*** PROVIDED RECORDS ***

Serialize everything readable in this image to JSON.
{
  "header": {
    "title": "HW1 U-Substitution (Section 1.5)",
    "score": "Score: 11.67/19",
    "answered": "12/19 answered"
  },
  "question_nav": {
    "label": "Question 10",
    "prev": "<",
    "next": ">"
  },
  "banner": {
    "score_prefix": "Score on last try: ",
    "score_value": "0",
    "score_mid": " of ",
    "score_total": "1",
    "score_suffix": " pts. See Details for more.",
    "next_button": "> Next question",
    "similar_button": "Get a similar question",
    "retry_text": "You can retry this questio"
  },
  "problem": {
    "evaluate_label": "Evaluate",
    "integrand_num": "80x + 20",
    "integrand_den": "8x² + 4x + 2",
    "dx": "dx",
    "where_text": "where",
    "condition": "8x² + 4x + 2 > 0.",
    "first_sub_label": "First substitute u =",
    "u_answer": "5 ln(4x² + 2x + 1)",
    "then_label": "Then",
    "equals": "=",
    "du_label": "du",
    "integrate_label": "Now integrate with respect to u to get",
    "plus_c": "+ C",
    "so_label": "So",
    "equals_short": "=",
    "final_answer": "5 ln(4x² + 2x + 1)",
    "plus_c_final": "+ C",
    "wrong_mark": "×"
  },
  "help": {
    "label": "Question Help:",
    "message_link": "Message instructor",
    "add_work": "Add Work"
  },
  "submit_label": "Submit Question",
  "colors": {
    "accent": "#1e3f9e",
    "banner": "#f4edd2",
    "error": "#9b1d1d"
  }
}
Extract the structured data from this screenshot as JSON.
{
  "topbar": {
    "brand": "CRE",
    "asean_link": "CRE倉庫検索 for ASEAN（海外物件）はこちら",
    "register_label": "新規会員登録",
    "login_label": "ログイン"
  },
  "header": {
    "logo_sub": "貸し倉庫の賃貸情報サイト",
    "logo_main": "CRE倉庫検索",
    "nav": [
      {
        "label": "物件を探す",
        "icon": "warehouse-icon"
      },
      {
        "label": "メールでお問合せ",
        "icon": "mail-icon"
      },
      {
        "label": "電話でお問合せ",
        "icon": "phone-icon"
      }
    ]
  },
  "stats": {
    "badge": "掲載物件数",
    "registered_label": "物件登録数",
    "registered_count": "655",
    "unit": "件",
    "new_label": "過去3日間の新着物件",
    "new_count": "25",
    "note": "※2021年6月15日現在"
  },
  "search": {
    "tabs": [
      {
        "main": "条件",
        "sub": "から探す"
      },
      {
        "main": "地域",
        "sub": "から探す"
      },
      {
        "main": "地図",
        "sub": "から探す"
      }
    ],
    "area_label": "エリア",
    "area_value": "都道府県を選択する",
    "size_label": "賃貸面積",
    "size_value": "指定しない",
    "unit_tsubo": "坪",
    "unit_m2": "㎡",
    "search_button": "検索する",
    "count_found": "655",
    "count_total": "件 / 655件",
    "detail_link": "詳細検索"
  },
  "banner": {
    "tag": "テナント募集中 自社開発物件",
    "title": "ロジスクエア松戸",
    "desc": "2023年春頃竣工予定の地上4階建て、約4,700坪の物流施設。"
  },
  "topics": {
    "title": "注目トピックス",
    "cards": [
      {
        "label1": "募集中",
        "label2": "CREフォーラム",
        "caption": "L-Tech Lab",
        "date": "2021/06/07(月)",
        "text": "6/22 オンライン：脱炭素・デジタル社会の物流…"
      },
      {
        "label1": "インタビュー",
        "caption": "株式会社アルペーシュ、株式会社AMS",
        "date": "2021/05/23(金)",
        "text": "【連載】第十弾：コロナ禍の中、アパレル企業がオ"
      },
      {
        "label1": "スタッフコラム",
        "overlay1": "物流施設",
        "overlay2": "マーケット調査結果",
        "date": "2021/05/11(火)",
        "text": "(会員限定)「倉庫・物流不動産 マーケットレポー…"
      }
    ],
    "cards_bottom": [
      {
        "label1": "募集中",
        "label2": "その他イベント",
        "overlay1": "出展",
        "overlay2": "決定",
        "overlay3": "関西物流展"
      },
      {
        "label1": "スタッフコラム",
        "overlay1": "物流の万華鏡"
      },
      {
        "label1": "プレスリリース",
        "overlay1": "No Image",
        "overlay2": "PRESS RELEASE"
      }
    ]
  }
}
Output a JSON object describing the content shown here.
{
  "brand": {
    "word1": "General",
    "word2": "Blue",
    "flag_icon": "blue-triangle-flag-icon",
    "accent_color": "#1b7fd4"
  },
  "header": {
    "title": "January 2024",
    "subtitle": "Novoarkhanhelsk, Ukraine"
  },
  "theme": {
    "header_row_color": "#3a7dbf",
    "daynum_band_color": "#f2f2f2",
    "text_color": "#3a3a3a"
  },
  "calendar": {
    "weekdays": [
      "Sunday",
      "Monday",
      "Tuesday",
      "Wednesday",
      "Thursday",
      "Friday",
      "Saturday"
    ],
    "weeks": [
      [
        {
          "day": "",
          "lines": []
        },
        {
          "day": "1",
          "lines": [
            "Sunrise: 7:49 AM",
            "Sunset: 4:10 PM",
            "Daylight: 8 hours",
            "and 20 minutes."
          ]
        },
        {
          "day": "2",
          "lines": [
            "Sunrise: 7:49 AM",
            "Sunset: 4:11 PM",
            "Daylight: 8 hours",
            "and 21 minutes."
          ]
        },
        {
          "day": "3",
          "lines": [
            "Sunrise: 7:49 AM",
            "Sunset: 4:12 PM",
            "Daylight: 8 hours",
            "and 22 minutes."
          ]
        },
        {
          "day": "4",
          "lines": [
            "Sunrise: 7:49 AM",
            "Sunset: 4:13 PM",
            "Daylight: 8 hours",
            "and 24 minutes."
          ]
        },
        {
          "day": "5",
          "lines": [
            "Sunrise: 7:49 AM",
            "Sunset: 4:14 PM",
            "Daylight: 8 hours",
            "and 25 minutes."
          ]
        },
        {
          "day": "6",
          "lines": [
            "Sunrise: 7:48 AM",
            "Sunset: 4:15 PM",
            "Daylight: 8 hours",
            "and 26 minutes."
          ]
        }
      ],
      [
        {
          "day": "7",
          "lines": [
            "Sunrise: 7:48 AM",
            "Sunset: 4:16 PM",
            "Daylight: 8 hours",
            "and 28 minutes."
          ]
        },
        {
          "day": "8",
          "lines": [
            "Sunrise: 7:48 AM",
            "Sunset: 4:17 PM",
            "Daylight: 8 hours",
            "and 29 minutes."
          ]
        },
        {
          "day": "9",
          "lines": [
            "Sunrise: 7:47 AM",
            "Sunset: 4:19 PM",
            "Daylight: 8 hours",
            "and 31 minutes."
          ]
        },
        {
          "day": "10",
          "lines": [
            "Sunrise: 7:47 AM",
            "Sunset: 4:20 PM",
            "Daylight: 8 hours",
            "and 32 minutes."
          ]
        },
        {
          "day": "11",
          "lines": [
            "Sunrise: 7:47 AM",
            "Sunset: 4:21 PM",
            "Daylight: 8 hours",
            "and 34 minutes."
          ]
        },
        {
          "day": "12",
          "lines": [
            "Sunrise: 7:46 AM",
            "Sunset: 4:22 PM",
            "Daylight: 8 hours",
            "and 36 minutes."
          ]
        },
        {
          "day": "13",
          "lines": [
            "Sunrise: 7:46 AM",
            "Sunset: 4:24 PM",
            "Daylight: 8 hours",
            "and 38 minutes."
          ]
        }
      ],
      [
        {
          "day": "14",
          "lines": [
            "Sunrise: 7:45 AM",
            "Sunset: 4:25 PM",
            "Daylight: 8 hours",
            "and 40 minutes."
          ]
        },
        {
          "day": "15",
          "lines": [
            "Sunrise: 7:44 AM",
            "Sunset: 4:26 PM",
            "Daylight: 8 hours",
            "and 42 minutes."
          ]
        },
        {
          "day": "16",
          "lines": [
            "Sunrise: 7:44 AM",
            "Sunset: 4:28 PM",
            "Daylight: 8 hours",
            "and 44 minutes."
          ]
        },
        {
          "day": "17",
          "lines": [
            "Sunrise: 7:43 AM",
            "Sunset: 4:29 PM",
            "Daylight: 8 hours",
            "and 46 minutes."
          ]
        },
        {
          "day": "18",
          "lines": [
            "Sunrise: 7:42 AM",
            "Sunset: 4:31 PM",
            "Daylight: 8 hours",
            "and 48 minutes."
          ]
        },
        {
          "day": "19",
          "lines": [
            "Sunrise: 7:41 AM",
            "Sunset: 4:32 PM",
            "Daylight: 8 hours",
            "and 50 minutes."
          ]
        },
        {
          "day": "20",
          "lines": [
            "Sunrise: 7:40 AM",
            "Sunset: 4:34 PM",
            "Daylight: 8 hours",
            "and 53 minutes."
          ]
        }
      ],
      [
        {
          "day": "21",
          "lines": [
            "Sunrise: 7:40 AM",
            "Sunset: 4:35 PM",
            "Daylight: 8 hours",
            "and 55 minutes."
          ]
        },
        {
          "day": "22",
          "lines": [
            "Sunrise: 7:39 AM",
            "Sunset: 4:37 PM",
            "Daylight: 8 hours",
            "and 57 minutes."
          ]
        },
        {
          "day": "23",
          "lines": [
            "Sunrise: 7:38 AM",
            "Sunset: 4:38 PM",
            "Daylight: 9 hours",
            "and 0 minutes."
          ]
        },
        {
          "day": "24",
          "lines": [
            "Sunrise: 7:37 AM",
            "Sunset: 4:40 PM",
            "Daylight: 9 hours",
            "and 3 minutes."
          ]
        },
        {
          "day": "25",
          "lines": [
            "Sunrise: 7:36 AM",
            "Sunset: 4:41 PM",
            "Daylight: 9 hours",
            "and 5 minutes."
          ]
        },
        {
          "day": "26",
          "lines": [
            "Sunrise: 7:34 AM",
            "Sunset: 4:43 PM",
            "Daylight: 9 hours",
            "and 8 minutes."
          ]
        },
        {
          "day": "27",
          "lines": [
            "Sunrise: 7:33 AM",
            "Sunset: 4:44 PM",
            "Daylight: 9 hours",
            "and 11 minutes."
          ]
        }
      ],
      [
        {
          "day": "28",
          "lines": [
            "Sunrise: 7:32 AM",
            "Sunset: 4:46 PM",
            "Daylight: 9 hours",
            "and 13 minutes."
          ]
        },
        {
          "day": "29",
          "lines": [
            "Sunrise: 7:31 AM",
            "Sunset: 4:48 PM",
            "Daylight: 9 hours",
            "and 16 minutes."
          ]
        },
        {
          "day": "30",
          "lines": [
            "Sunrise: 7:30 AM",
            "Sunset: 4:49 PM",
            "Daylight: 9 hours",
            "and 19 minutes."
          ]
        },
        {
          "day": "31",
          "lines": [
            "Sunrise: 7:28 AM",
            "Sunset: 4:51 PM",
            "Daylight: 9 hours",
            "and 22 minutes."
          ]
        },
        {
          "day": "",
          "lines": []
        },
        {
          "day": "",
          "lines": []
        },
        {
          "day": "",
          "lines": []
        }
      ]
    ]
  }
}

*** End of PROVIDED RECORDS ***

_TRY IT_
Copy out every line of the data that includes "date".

_SOLUTION TO THIS TASK_
        "date": "2021/06/07(月)",
        "date": "2021/05/23(金)",
        "date": "2021/05/11(火)",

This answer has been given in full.